I often start working with a business because of their frustrations regarding the rate of positive change taking place. When I look into this situation, I can often find a blurring between their vision(s) and goals. This blurring has the effect in many cases of the business having plans that are confused, ineffective and procrastinated upon. This article offers some ideas on how to straighten this situation out, should it affect your business too.


Before I get into the details of my perspective of ‘vision versus goals’ to generate effective plans let me take one step back. It is critical to the success of your plans that you know what you want to achieve. This will inform your vision, which will in turn inform your goals and then your plans. Are you crystal clear about what you want and what your business needs? This is your starting point. If you cannot answer this question please take the time to articulate it. If this is something that you find yourself struggling with then please get a copy of my book What Does Good Look Like? and use the exercises it contains.


Now, here’s the point of this article. Goals and visions, in my opinion, are the same conversation as ‘cause and effect’. The goals are causes and the visions are the effects. Many businesses seem to treat the two as the same, goals and visions both being at effect. Goals need to be tangible activity-based objectives in order for them to be effective for the majority of us. Their effect needs to move the business towards the vision (and so you might need a few goals in order to achieve your vision).

business goals and visions
Distinguish between your goals and visions for maximum impact


I see businesses state their business goal (or, objectives) for their staff as results (at effect) not activities within their control (at cause). If the staff in question can’t link the two together then they run the risk of not achieving the results that the business needs. By being clear about the causal relationship between the goal and the effect required (vision) we can start to move these conversations in the right direction.


Let me give you an example from my working career to paint this picture a little more fully. In a previous role I ran the production of a factory that was, frankly, struggling to meet its customer requirements and was a nightmare to manage when I first took over. One particular function produced moulded products for our sister factories around the world. There were three other sites that did the same thing as us and our site was the worst.

Prior to my management of this function their previous leader had set them a goal of being the number one supplier and left them to it. The team clearly hadn’t performed as they were still the worst when I got my hands on them. I asked what had happened, what improvements they had attempted, and got a list of small things they had attempted in a quest to become number one. No real progress and certainly no tangible results.

Their original manager had given them a vision only. He had not given them clear goals that they could work on that should move them towards the vision. In our cause and effect world there were some really practical goals they could have already worked on that were in their control that would have moved them towards the number one slot. We started on our goals and they included:

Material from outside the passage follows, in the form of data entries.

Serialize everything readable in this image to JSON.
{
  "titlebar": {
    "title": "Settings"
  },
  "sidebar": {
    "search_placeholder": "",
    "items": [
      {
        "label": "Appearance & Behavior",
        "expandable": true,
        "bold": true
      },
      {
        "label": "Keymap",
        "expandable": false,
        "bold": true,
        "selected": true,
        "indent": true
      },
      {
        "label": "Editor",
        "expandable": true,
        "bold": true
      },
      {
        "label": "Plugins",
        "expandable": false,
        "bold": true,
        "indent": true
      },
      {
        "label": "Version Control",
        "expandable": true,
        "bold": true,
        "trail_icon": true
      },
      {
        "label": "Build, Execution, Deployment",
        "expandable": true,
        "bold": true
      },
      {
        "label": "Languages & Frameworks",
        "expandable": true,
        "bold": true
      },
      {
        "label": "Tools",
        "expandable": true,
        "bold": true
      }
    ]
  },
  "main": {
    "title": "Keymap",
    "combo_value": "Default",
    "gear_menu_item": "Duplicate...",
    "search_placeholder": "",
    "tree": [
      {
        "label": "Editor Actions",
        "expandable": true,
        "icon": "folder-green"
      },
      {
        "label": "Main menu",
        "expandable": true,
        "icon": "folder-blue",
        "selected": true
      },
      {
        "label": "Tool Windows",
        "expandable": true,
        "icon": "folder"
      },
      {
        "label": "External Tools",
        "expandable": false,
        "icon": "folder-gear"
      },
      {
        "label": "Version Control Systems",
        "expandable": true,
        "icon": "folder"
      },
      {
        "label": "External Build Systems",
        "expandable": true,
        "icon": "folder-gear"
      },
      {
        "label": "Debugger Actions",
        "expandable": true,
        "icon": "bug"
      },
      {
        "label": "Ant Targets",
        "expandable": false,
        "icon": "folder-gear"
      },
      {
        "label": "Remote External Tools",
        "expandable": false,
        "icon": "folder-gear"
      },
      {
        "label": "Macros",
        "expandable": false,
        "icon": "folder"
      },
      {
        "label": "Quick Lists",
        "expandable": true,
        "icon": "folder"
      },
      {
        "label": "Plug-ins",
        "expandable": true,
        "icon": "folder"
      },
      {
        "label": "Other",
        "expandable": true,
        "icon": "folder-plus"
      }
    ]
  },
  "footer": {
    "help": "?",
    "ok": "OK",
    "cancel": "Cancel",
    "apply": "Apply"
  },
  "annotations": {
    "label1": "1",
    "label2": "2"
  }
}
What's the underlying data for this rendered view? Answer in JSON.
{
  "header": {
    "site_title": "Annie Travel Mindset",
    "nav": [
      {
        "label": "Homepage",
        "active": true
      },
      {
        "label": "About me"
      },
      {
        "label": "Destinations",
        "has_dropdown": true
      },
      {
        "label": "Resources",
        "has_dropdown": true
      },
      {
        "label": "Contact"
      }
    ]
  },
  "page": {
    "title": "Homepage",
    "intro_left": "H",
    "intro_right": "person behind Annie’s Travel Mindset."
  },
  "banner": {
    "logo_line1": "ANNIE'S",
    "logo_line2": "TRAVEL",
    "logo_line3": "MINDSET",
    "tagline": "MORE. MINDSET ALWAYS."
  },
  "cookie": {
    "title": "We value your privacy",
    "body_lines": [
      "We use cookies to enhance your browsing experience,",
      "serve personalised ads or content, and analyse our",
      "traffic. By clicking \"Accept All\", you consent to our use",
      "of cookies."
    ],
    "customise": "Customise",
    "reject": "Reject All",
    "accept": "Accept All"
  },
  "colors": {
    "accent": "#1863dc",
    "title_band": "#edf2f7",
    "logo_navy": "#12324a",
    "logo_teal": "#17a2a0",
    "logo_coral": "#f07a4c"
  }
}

  • Implementing a proper performance measurement process.
  • Improving the communication we provide to our customers.
  • Reducing the changeover times on the machines.
  • Analysing the quality problems of our products.
  • Simplifying our production planning process.
  • Implement more effective maintenance procedures.
  • Change curing cycle.


The result from these goals was that we delivered an ‘OEE’ (Overall Equipment Effectiveness rating) of greater than 85% (we started at 7%!) and bagged the global supplier top spot. There was nothing magic about what we had done; the team understood their goals and trusted that the results of these goals would move them toward the vision.

A Real Lean Manufacturing Story

If you want to find out more about the overall journey I undertook at this business, to become the number one global in-house supplier then check out my book On Time Delivery.

I hope that you can see how you can apply this thinking to your own business. Defining standards and visions of what good looks like is the critical starting point for achieving changes in performance. The goals that you develop should be within the control of the people that they are assigned to. They should also provide a crystal-clear path of how you get from A to B with your corporate objectives.


I recommend that you review your business objectives and be clear about whether they are goals or visions, based on my definition. If you find that the goals you have given to your team aren’t at cause and aren’t in their control to complete then it might be worthwhile tweaking them and seeing how their results improve.

Giles Johnston

Giles Johnston is a Chartered Engineer who consults with businesses to improve their productivity and on time delivery performance. Giles is also the author of What Does Good Look Like? and the co-creator of the StreamLiner business improvement software program.